US: Google has hit out at state attempts to clamp down on the internet by revealing governments’ requests to remove data from the web and get information about users. The company has released a web page with a map showing country by country where it has had government requests or court orders to remove content from the YouTube video service or its search results, or to provide details about users of its services.

The release comes amidst complaints from data protection authorities in 10 countries, including the UK, that Google’s Street View product, which provides pictures of public streets, and its ad-hoc social networking service, Buzz “were launched without due consideration of privacy and data protection laws” and that Buzz in particular “betrayed a disappointing disregard for fundamental privacy norms”.

Launching the new tool, Google said, “We believe that greater transparency will lead to less censorship” and links to a list which already shows that Brazil (where Google’s social network Orkut is hugely popular) leads the world with 291 removal requests – with Germany, India, the US, South Korea and the UK behind it. The “censorship” numbers also include non-governmental court-ordered removal of sites or results for defamation or criminal proceedings.

Interestingly, China has no listed requests because, as the online tool explains, “Chinese officials consider censorship demands as state secrets, so we cannot disclose that information at this time.”
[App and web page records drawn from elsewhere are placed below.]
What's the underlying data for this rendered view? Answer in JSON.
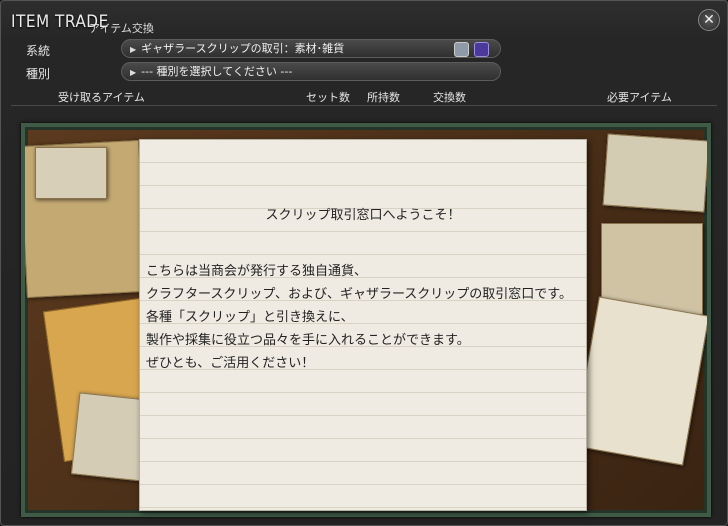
{
  "window": {
    "title": "ITEM TRADE",
    "subtitle": "アイテム交換",
    "close_glyph": "✕"
  },
  "filters": {
    "category_label": "系統",
    "category_value": "ギャザラースクリップの取引：素材･雑貨",
    "type_label": "種別",
    "type_value": "--- 種別を選択してください ---"
  },
  "columns": {
    "receive": "受け取るアイテム",
    "set_count": "セット数",
    "owned": "所持数",
    "exchange_count": "交換数",
    "required": "必要アイテム"
  },
  "welcome": {
    "title": "スクリップ取引窓口へようこそ！",
    "lines": [
      "こちらは当商会が発行する独自通貨、",
      "クラフタースクリップ、および、ギャザラースクリップの取引窓口です。",
      "各種「スクリップ」と引き換えに、",
      "製作や採集に役立つ品々を手に入れることができます。",
      "ぜひとも、ご活用ください！"
    ]
  },
  "icons": {
    "arrow": "▶",
    "dropdown_icon_1": "armor-icon",
    "dropdown_icon_2": "scrip-icon"
  },
  "colors": {
    "board_frame": "#3e5b46",
    "note_paper": "#efebe2"
  }
}
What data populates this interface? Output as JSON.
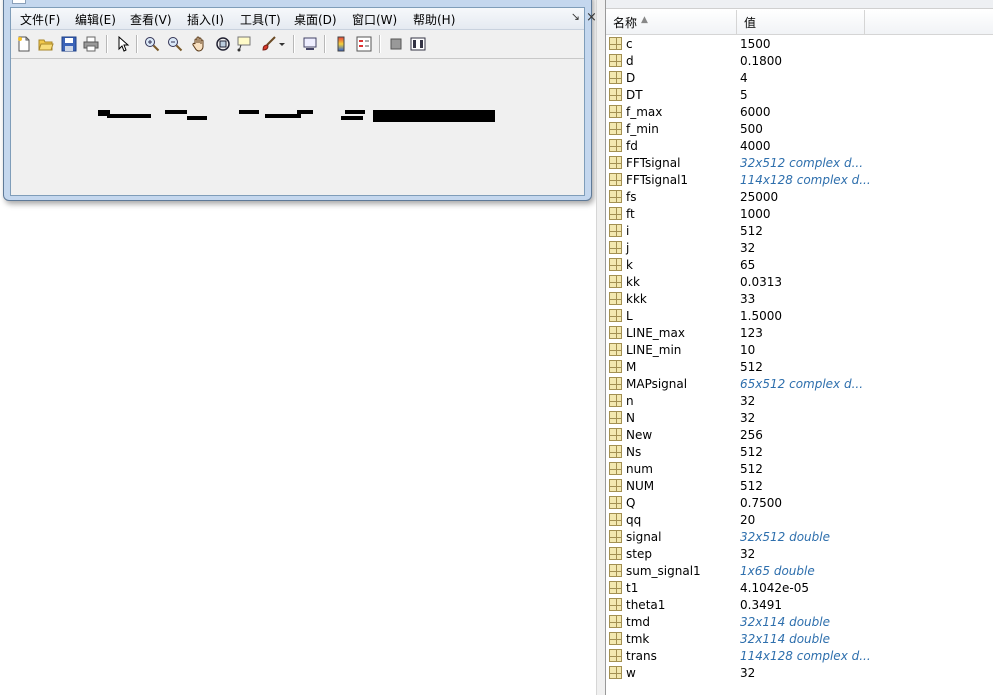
{
  "figure": {
    "menus": [
      "文件(F)",
      "编辑(E)",
      "查看(V)",
      "插入(I)",
      "工具(T)",
      "桌面(D)",
      "窗口(W)",
      "帮助(H)"
    ],
    "toolbar_icons": [
      "new-figure-icon",
      "open-file-icon",
      "save-icon",
      "print-icon",
      "pointer-icon",
      "zoom-in-icon",
      "zoom-out-icon",
      "pan-hand-icon",
      "rotate-3d-icon",
      "data-cursor-icon",
      "brush-icon",
      "brush-dropdown-icon",
      "link-plot-icon",
      "colorbar-icon",
      "legend-icon",
      "hide-plot-tools-icon",
      "show-plot-tools-icon"
    ]
  },
  "workspace": {
    "columns": {
      "name": "名称",
      "value": "值"
    },
    "variables": [
      {
        "name": "c",
        "value": "1500",
        "dim": false
      },
      {
        "name": "d",
        "value": "0.1800",
        "dim": false
      },
      {
        "name": "D",
        "value": "4",
        "dim": false
      },
      {
        "name": "DT",
        "value": "5",
        "dim": false
      },
      {
        "name": "f_max",
        "value": "6000",
        "dim": false
      },
      {
        "name": "f_min",
        "value": "500",
        "dim": false
      },
      {
        "name": "fd",
        "value": "4000",
        "dim": false
      },
      {
        "name": "FFTsignal",
        "value": "32x512 complex d...",
        "dim": true
      },
      {
        "name": "FFTsignal1",
        "value": "114x128 complex d...",
        "dim": true
      },
      {
        "name": "fs",
        "value": "25000",
        "dim": false
      },
      {
        "name": "ft",
        "value": "1000",
        "dim": false
      },
      {
        "name": "i",
        "value": "512",
        "dim": false
      },
      {
        "name": "j",
        "value": "32",
        "dim": false
      },
      {
        "name": "k",
        "value": "65",
        "dim": false
      },
      {
        "name": "kk",
        "value": "0.0313",
        "dim": false
      },
      {
        "name": "kkk",
        "value": "33",
        "dim": false
      },
      {
        "name": "L",
        "value": "1.5000",
        "dim": false
      },
      {
        "name": "LINE_max",
        "value": "123",
        "dim": false
      },
      {
        "name": "LINE_min",
        "value": "10",
        "dim": false
      },
      {
        "name": "M",
        "value": "512",
        "dim": false
      },
      {
        "name": "MAPsignal",
        "value": "65x512 complex d...",
        "dim": true
      },
      {
        "name": "n",
        "value": "32",
        "dim": false
      },
      {
        "name": "N",
        "value": "32",
        "dim": false
      },
      {
        "name": "New",
        "value": "256",
        "dim": false
      },
      {
        "name": "Ns",
        "value": "512",
        "dim": false
      },
      {
        "name": "num",
        "value": "512",
        "dim": false
      },
      {
        "name": "NUM",
        "value": "512",
        "dim": false
      },
      {
        "name": "Q",
        "value": "0.7500",
        "dim": false
      },
      {
        "name": "qq",
        "value": "20",
        "dim": false
      },
      {
        "name": "signal",
        "value": "32x512 double",
        "dim": true
      },
      {
        "name": "step",
        "value": "32",
        "dim": false
      },
      {
        "name": "sum_signal1",
        "value": "1x65 double",
        "dim": true
      },
      {
        "name": "t1",
        "value": "4.1042e-05",
        "dim": false
      },
      {
        "name": "theta1",
        "value": "0.3491",
        "dim": false
      },
      {
        "name": "tmd",
        "value": "32x114 double",
        "dim": true
      },
      {
        "name": "tmk",
        "value": "32x114 double",
        "dim": true
      },
      {
        "name": "trans",
        "value": "114x128 complex d...",
        "dim": true
      },
      {
        "name": "w",
        "value": "32",
        "dim": false
      }
    ]
  }
}
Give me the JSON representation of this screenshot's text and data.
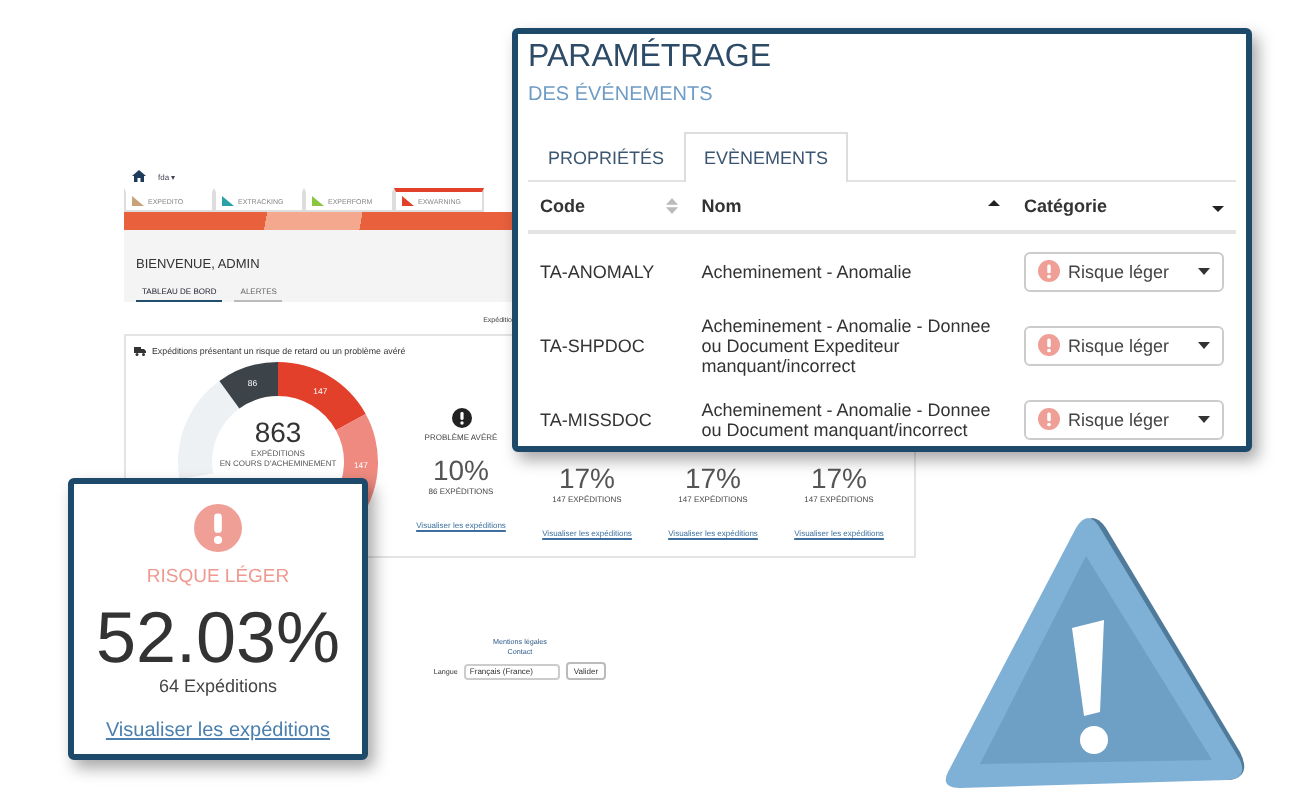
{
  "dashboard": {
    "user_menu": "fda ▾",
    "apps": [
      {
        "label": "EXPEDITO",
        "selected": false
      },
      {
        "label": "EXTRACKING",
        "selected": false
      },
      {
        "label": "EXPERFORM",
        "selected": false
      },
      {
        "label": "EXWARNING",
        "selected": true
      }
    ],
    "welcome": "BIENVENUE, ADMIN",
    "tabs": [
      {
        "label": "TABLEAU DE BORD",
        "selected": true
      },
      {
        "label": "ALERTES",
        "selected": false
      }
    ],
    "side_label": "Expéditio",
    "panel": {
      "title": "Expéditions présentant un risque de retard ou un problème avéré",
      "donut": {
        "total": "863",
        "caption": "EXPÉDITIONS",
        "sub_caption": "EN COURS D'ACHEMINEMENT",
        "segments": [
          {
            "label": "86",
            "color": "#3d4449"
          },
          {
            "label": "147",
            "color": "#e2402b"
          },
          {
            "label": "147",
            "color": "#ee8a7f"
          }
        ]
      },
      "stats": [
        {
          "label": "PROBLÈME AVÉRÉ",
          "percent": "10%",
          "count": "86 EXPÉDITIONS",
          "link": "Visualiser les expéditions"
        },
        {
          "percent": "17%",
          "count": "147 EXPÉDITIONS",
          "link": "Visualiser les expéditions"
        },
        {
          "percent": "17%",
          "count": "147 EXPÉDITIONS",
          "link": "Visualiser les expéditions"
        },
        {
          "percent": "17%",
          "count": "147 EXPÉDITIONS",
          "link": "Visualiser les expéditions"
        }
      ]
    }
  },
  "footer": {
    "links": [
      "Mentions légales",
      "Contact"
    ],
    "language_label": "Langue",
    "language_value": "Français (France)",
    "submit": "Valider"
  },
  "events_card": {
    "title": "PARAMÉTRAGE",
    "subtitle": "DES ÉVÉNEMENTS",
    "tabs": [
      {
        "label": "PROPRIÉTÉS",
        "selected": false
      },
      {
        "label": "EVÈNEMENTS",
        "selected": true
      }
    ],
    "columns": [
      {
        "label": "Code",
        "kind": "sortable"
      },
      {
        "label": "Nom",
        "kind": "sorted"
      },
      {
        "label": "Catégorie",
        "kind": "filter"
      }
    ],
    "rows": [
      {
        "code": "TA-ANOMALY",
        "name": "Acheminement - Anomalie",
        "category": "Risque léger"
      },
      {
        "code": "TA-SHPDOC",
        "name": "Acheminement - Anomalie - Donnee ou Document Expediteur manquant/incorrect",
        "category": "Risque léger"
      },
      {
        "code": "TA-MISSDOC",
        "name": "Acheminement - Anomalie - Donnee ou Document manquant/incorrect",
        "category": "Risque léger"
      }
    ]
  },
  "risk_card": {
    "label": "RISQUE LÉGER",
    "percent": "52.03%",
    "count": "64 Expéditions",
    "link": "Visualiser les expéditions"
  }
}
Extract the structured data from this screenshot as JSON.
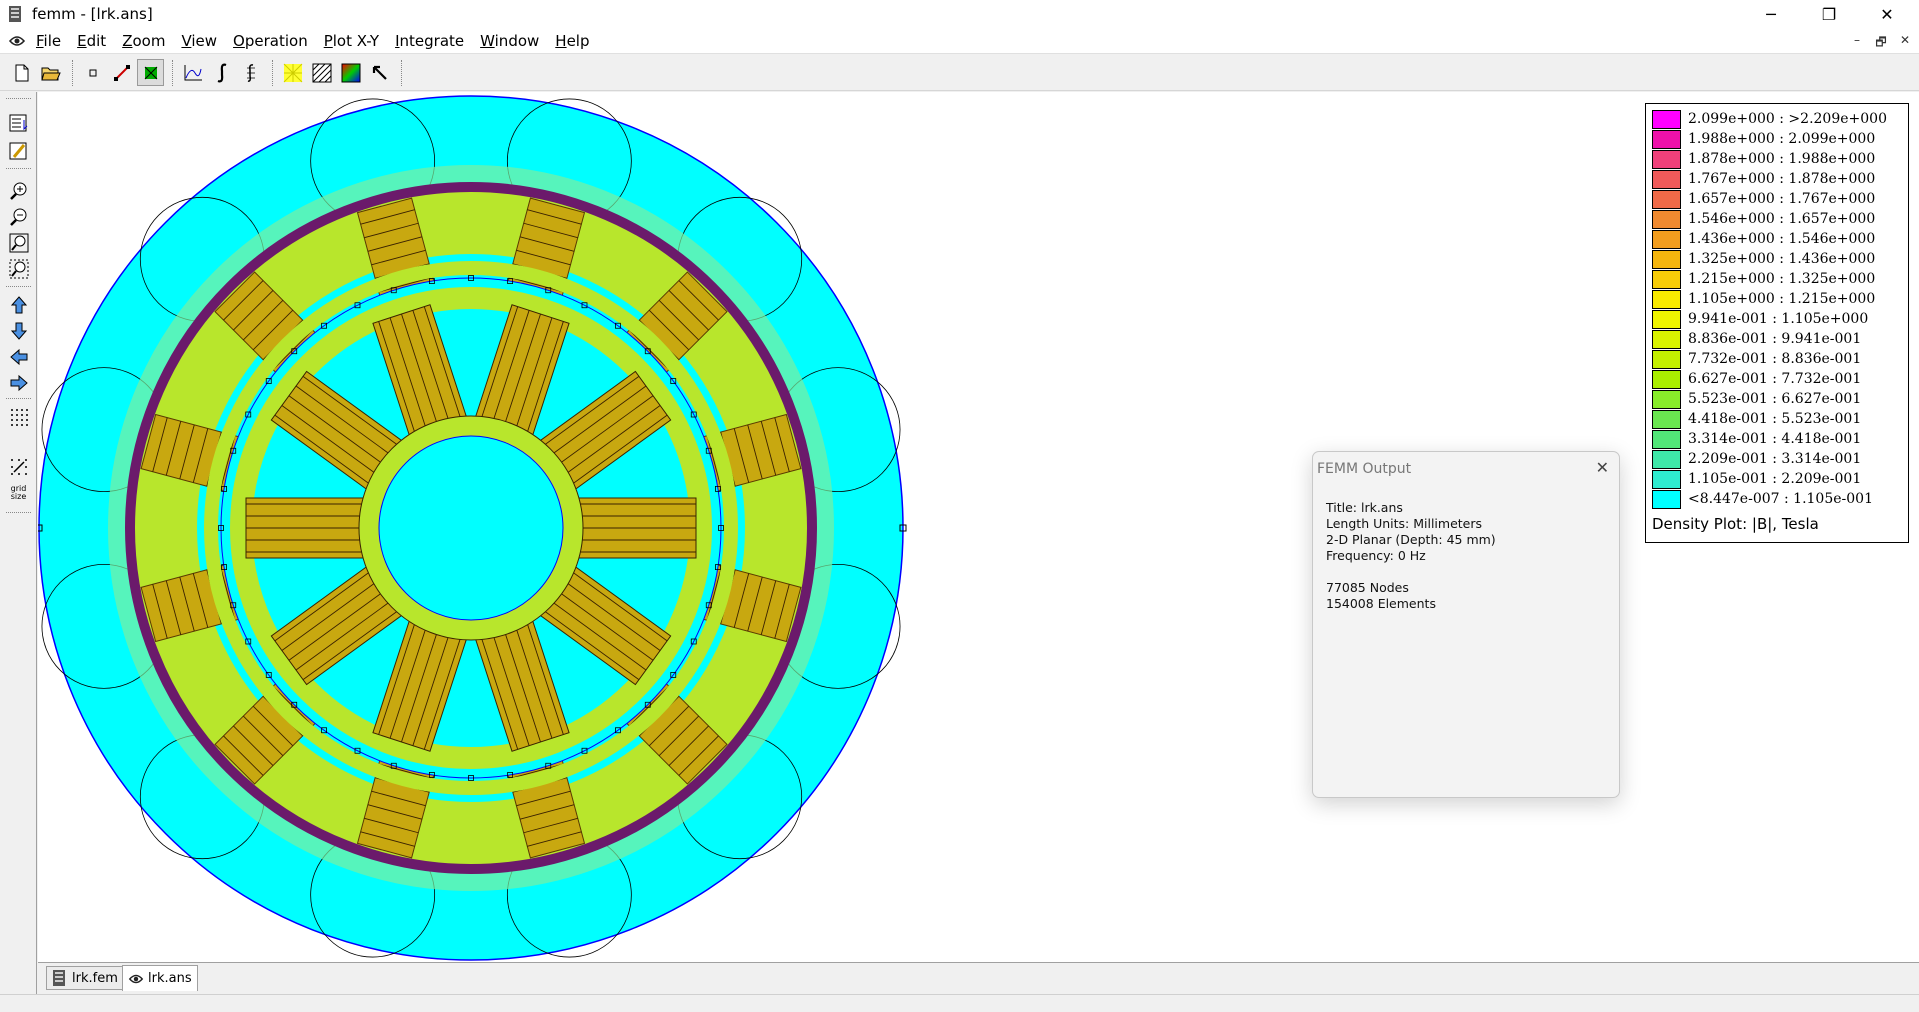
{
  "window": {
    "title": "femm - [lrk.ans]",
    "controls": {
      "minimize": "─",
      "maximize": "❐",
      "close": "✕"
    }
  },
  "menu": {
    "items": [
      {
        "label": "File",
        "u": "F",
        "rest": "ile"
      },
      {
        "label": "Edit",
        "u": "E",
        "rest": "dit"
      },
      {
        "label": "Zoom",
        "u": "Z",
        "rest": "oom"
      },
      {
        "label": "View",
        "u": "V",
        "rest": "iew"
      },
      {
        "label": "Operation",
        "u": "O",
        "rest": "peration"
      },
      {
        "label": "Plot X-Y",
        "u": "P",
        "rest": "lot X-Y"
      },
      {
        "label": "Integrate",
        "u": "I",
        "rest": "ntegrate"
      },
      {
        "label": "Window",
        "u": "W",
        "rest": "indow"
      },
      {
        "label": "Help",
        "u": "H",
        "rest": "elp"
      }
    ],
    "mdi": {
      "minimize": "–",
      "restore": "🗗",
      "close": "✕"
    }
  },
  "toolbar": {
    "icons": [
      "new-file-icon",
      "open-folder-icon",
      "point-mode-icon",
      "contour-mode-icon",
      "area-mode-icon",
      "plot-xy-icon",
      "line-integral-icon",
      "block-integral-icon",
      "mesh-icon",
      "hatch-icon",
      "density-plot-icon",
      "select-arrow-icon"
    ]
  },
  "lefttoolbar": {
    "icons": [
      "show-results-icon",
      "edit-results-icon",
      "zoom-in-icon",
      "zoom-out-icon",
      "zoom-fit-icon",
      "zoom-window-icon",
      "pan-up-icon",
      "pan-down-icon",
      "pan-left-icon",
      "pan-right-icon",
      "show-grid-icon",
      "snap-grid-icon",
      "grid-size-icon"
    ],
    "grid_size_label": "grid size"
  },
  "colors": {
    "bar": [
      "#ff00ff",
      "#ee11aa",
      "#f0407a",
      "#f05a5a",
      "#f06a48",
      "#f08a30",
      "#f29d1e",
      "#f4b50e",
      "#f7cc08",
      "#f9ea00",
      "#eff500",
      "#d9f300",
      "#c4f000",
      "#aaee00",
      "#88ec2a",
      "#6ae650",
      "#52e678",
      "#3ee8a8",
      "#2eecd0",
      "#00ffff"
    ],
    "field_bg": "#00ffff",
    "steel": "#b8e62c"
  },
  "legend": {
    "rows": [
      "2.099e+000 : >2.209e+000",
      "1.988e+000 : 2.099e+000",
      "1.878e+000 : 1.988e+000",
      "1.767e+000 : 1.878e+000",
      "1.657e+000 : 1.767e+000",
      "1.546e+000 : 1.657e+000",
      "1.436e+000 : 1.546e+000",
      "1.325e+000 : 1.436e+000",
      "1.215e+000 : 1.325e+000",
      "1.105e+000 : 1.215e+000",
      "9.941e-001 : 1.105e+000",
      "8.836e-001 : 9.941e-001",
      "7.732e-001 : 8.836e-001",
      "6.627e-001 : 7.732e-001",
      "5.523e-001 : 6.627e-001",
      "4.418e-001 : 5.523e-001",
      "3.314e-001 : 4.418e-001",
      "2.209e-001 : 3.314e-001",
      "1.105e-001 : 2.209e-001",
      "<8.447e-007 : 1.105e-001"
    ],
    "title": "Density Plot: |B|, Tesla"
  },
  "output": {
    "title": "FEMM Output",
    "close": "✕",
    "line_title": "Title: lrk.ans",
    "line_units": "Length Units: Millimeters",
    "line_planar": "2-D Planar (Depth: 45 mm)",
    "line_freq": "Frequency: 0 Hz",
    "line_nodes": "77085 Nodes",
    "line_elements": "154008 Elements"
  },
  "tabs": [
    {
      "label": "lrk.fem"
    },
    {
      "label": "lrk.ans"
    }
  ]
}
Google portrayed the data release as part of its continuing championing of openness of information, which fits into its mission “to organise the world’s information and make it universally accessible”. It also fits into its ongoing struggle with the Chinese government, whose censorship of search results – and suspected encouragement of hackers to break into Google’s most important systems – finally proved unbearable for top Google executives including co-founder Sergey Brin.

Response from rivals
Some of the biggest Internet firms said they did not immediately plan to follow Google’s action. Yahoo said that law enforcement demands affect a tiny fraction of its user base and that it does not generally discuss such information. Microsoft said it is working towards a framework through a coalition with other companies and public interest groups said that the move would provide more transparency on government demands for customer information. Facebook is still examining Google’s online tool for government data requests.

Source: Guardian & Washington Post